August 12th, 2009


In Theaters: Harry Potter and the Half-Blood Prince

Finally caught the new Harry Potter flick in theaters. Pretty pleased, actually. They've maintained the dark atmosphere, while bringing in the new elements, and again, making the tone more adult. But, man, it really felt like the Cliff's Notes version of the book. Yes, I understand they had to cut some points out just to get it to fit on the screen (and I totally don't miss Dobby.) But I can't imagine actually trying to follow the movie without having known the story ahead of time. They did focus on some nice character moments here and there, but as the movie series continues, I kind of wish it was an HBO series instead. Anyways. Good stuff, dark and pretty.

OK, one more: the cast continues to impress. Draco really owned this one, doing a lot with a little. Luna steals every scene she's in, which is a woefully small number. Him and Helena Bonham Carter really made me want to have a Slytherin movie instead.

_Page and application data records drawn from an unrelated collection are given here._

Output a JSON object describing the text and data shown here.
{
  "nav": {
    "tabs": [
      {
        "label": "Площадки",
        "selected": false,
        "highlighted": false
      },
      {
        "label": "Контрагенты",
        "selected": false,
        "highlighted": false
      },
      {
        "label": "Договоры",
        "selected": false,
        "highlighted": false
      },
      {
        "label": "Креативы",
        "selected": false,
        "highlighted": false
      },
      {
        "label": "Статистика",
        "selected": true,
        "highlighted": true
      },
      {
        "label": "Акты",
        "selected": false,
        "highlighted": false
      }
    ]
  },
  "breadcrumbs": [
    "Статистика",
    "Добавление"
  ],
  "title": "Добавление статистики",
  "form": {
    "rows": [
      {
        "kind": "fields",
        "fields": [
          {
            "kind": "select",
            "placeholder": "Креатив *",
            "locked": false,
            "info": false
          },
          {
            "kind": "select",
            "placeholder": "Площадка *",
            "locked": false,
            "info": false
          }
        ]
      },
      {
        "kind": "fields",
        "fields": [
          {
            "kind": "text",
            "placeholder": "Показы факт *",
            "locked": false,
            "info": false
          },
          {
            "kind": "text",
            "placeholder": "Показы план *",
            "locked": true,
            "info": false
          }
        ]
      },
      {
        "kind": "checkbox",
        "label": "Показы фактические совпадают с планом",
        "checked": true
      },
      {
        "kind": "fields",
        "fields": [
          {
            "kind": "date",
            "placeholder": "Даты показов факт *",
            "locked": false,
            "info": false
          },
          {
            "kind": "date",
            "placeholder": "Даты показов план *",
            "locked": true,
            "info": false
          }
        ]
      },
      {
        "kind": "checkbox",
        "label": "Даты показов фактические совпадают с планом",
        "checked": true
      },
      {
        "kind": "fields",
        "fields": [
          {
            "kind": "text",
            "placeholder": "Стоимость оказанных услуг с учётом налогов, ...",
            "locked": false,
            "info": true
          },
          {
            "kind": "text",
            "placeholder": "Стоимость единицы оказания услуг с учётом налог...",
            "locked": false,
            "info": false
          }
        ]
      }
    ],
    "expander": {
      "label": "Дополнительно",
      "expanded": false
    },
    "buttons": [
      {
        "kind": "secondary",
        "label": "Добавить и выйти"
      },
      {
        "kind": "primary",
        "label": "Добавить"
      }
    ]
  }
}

New trailers:
* A Christmas Carol - Remember how no one liked the animation style in Polar Express a couple years back? How about if it had more Jim Carrey? Whuf.
* The Time Traveler's Wife - I'm beginning to fear that what I liked about the book is what I'll hate about the movie. On the other hand, we don't have enough sci-fi romances out there.
* Sherlock Holmes - Hmm. I'm not sure a Holmes movie needs big Hollywood explosions, but it does look like fun. And good casting.
* 2012 - They should have called this one "Disaster Porn: the Movie" because, wow. Bonus: Oliver Platt.
* Percy Jackson & the Olympians: The Lightning Thief - Woefully long title, based on yet another popular kids' book series. So, uh, maybe? Amusing cast, at least.
* Fame - When this came on, I joked about it being a new Fame movie. Whoops! Bonus: Megan Mullally


Tasers, climate change, and the Walking Dead

* American torture: police are increasingly likely to use tasers in nonthreatening situations, despite the dangers. Grim read.
* Oh HEY. Turns out Rove and Miers were totally involved in the firings of the U.S. attorneys.
* Good read: treating climate change as a national security threat.
* "A 'radical rethink' of how the UK produces and consumes its food is needed."
* Economic fallout: budget cuts put new textbook purchases on hold for public schools.
* So, why didn't conservatives support Prof. Gates?
* "There are at least four scenarios under which health care reform could still pass this year."
* Hugo award wins for Foglio, Gaiman, and more.
* Trying not to get my hopes up, but... AMC has signed on for a Walking Dead TV series.


tonight's top read

"Amrit Singh, an ACLU lawyer handling the case, answered that for me yesterday. 'The argument the government has put forward is unacceptable because it would afford the greatest protection from disclosure to records that depict the worst kind of government misconduct. That is fundamentally inconsistent with FOIA. And it's fundamentally inconsistent with democracy.'

"It's a good point. Though I want to protect our troops as much as anybody, it turns out the law wasn't drafted to protect Americans from retaliation that might result because their country did something illegal, or even just really embarrassing. If it were, then evidence of any illegal or upsetting U.S. government conduct would be exempt from disclosure. And that would defeat the entire purpose of the Freedom of Information law.

"According to the U.S. Supreme Court, the purpose of FOIA is 'to ensure an informed citizenry, vital to the functioning of a democratic society, needed to check against corruption and to hold the governors accountable to the governed.' So you can see how that would be seriously compromised by the government's interpretation of the law here."